Amytrophic Lateral Sclerosis (ALS) 

“My grandfather taught me to sign my name. My mother taught me to tie my shoes. My father taught me to throw a knuckle ball. Skills gone like a seeded lawn under spring snow.”   A collection of poems by Jay Curtis

“My grandfather taught me to sign my name. My mother taught me to tie my shoes. My father taught me to throw a knuckle ball. Skills gone like a seeded lawn under spring snow.”

A collection of poems by Jay Curtis

"There's no norm when it comes to Norm"

Patients and families share their stories of living with ALS


Migraines

The Hangover That Never Ends

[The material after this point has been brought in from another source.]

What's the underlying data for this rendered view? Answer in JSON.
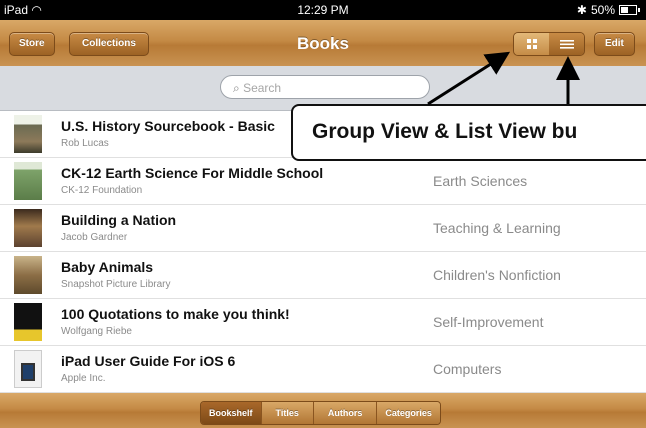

Kate and her story of living with chronic migraines on Sickboy Podcast

 
My husband also has migraine, which is unfortunate for him but fortunate for me: perhaps nothing so tends to prolong an attack as the accusing eye of someone who has never had a headache. ‘Why not take a couple of aspirin,’ the unafflicted will say from the doorway, or ‘I’d have a headache, too, spending a beautiful day like this inside with all the shades drawn.’
— Joan Didion, "In Bed" http://eng121.net/online%20textbook/mixed%20methods/In%20Bed.pdf
 
In this work, Joanna Kempner “casts new light on how cultural beliefs about gender, pain, and the distinction between mind and body influence not only whose suffering we legitimate, but which remedies are marketed, how medicine is practiced, and how knowledge about disease is produced.”

In this work, Joanna Kempner “casts new light on how cultural beliefs about gender, pain, and the distinction between mind and body influence not only whose suffering we legitimate, but which remedies are marketed, how medicine is practiced, and how knowledge about disease is produced.”

Migraine visual aura spoils a summer afternoon